Waiting Gracefully

Stop thinking about it

Actors are the only people I know who talk about this much, but everyone who works in film production has to deal with it. It’s the silent killer of hope, the thing that keeps us up all night, and makes us into smokers, coffee drinkers, and sometimes alcoholics. I’m talking, of course, about waiting.

Once you’ve finished writing a script; once you’ve sent your feature out to festivals; once you’ve wrapped up your last gig and recovered from the wrap party; once you’ve auditioned… you’re in the horrible position of waiting. There’s always plenty to do, but it’s hard to muster up any energy. You socialize for a bit, catch up with all the people you’ve been neglecting, try (for the latest time) to make things up to your spouse/sweetheart/squeeze. You write the next script, scan the want ads, prepare for the next batch of festivals. But some part of your day is spent thinking about the call or email you haven’t gotten yet. If the waiting goes on long enough, the mental black hole that it creates grows.

A few years ago I finished a spec script, and did the usual thing of sending out query letters. A production company whose films I much admired wrote me back asking for it. I sent it off the next day, then spent about three months in various states of agony. I really tried to forget that I’d sent it away, and succeeded to some extent. But the nagging feeling of unfinished business was always there, especially at the end of the day when I was trying to go to sleep. I was almost relieved when I finally got the rejection slip.

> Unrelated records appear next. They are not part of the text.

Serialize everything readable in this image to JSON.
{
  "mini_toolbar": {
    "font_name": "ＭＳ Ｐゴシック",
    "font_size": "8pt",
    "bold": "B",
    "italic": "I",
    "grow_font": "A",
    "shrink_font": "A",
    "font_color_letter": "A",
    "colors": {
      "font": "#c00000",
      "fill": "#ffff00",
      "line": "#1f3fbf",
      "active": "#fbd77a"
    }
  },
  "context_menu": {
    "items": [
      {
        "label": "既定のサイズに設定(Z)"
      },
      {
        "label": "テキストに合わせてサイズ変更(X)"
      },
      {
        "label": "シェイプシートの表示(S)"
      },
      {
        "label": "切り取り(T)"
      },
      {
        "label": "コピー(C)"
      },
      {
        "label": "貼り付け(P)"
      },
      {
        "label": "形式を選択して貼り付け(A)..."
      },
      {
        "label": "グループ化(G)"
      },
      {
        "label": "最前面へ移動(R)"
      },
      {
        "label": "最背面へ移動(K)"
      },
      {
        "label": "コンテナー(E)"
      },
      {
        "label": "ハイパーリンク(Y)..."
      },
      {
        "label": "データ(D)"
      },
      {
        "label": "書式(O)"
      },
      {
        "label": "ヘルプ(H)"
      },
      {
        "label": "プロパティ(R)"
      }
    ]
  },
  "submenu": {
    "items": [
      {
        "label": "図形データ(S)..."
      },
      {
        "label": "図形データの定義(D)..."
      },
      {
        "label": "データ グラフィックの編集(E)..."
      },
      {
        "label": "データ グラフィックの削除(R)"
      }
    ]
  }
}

The process of sending out Found In Time to festivals and agents is bringing back similar feelings, but I think I’m dealing with them better. Here’s what I’ve learned so far:
It’s pointless to ignore your feelings… so you might as well admit that you’re unhappy waiting for a response. Then try and get back to work.
Focus on specific tasks with measurable goals. We all need something to occupy our minds. It might as well be something that we can gain some sense of accomplishment from.
Commiserate with your friends but don’t bitch. There’s a fine line and I’m not really sure where it is. But if you keep circling around a topic with your other film friends over and over again and it makes you feel worse, chances are you’ve crossed it.
It’s not personal. This is the tough one. When you receive a rejection notice you feel like crap, but you can always say that they didn’t like the script/performance/resume because of a difference in taste (which it often is). When you have haven’t heard anything, you start to feel like a loser. Once I worked on four back-to-back features in seven months as a UPM or line producer, but then didn’t work for two months. By the end of that stretch I felt like hell. Of course, this was at the beginning of the recession. While it was pretty obvious to everyone around me that the whole ship was on fire, I just thought I sucked.
Use the tension. The anxiety can be put to some use. When I’m waiting, my workouts tend to be harder and my writing a little sharper. If I can’t sleep, I’ll try to do something productive with my newly-found time. This doesn’t always work, of course.
Don’t give in to depression. Depression is like a warm grey blanket. It’s a great way to keep from feeling anything, and it is useful sometimes (particularly when the emotions involved are too painful to really process). But it’s very easy to live in it every day. Rituals and structures often help. When I was out of work I still woke up in the morning, showered, and changed clothes. Even though I could sit around in my bathrobe all day I found it kept my mind fresh to change. My actor friends take classes – acting, dance, continuing education, anything to keep their minds sharp.

The best thing to do is to find another project to work on. I’m starting my next script, in part so I don’t think too much about the festivals. I don’t want to lose sight of my long-term objective – to get Found In Time sold – but I do want to keep from obsessing over that which I have no control.

How do you handle waiting? How do you keep it from interfering with your life? Do you accept it, fight it, or keep it out of your mind altogether?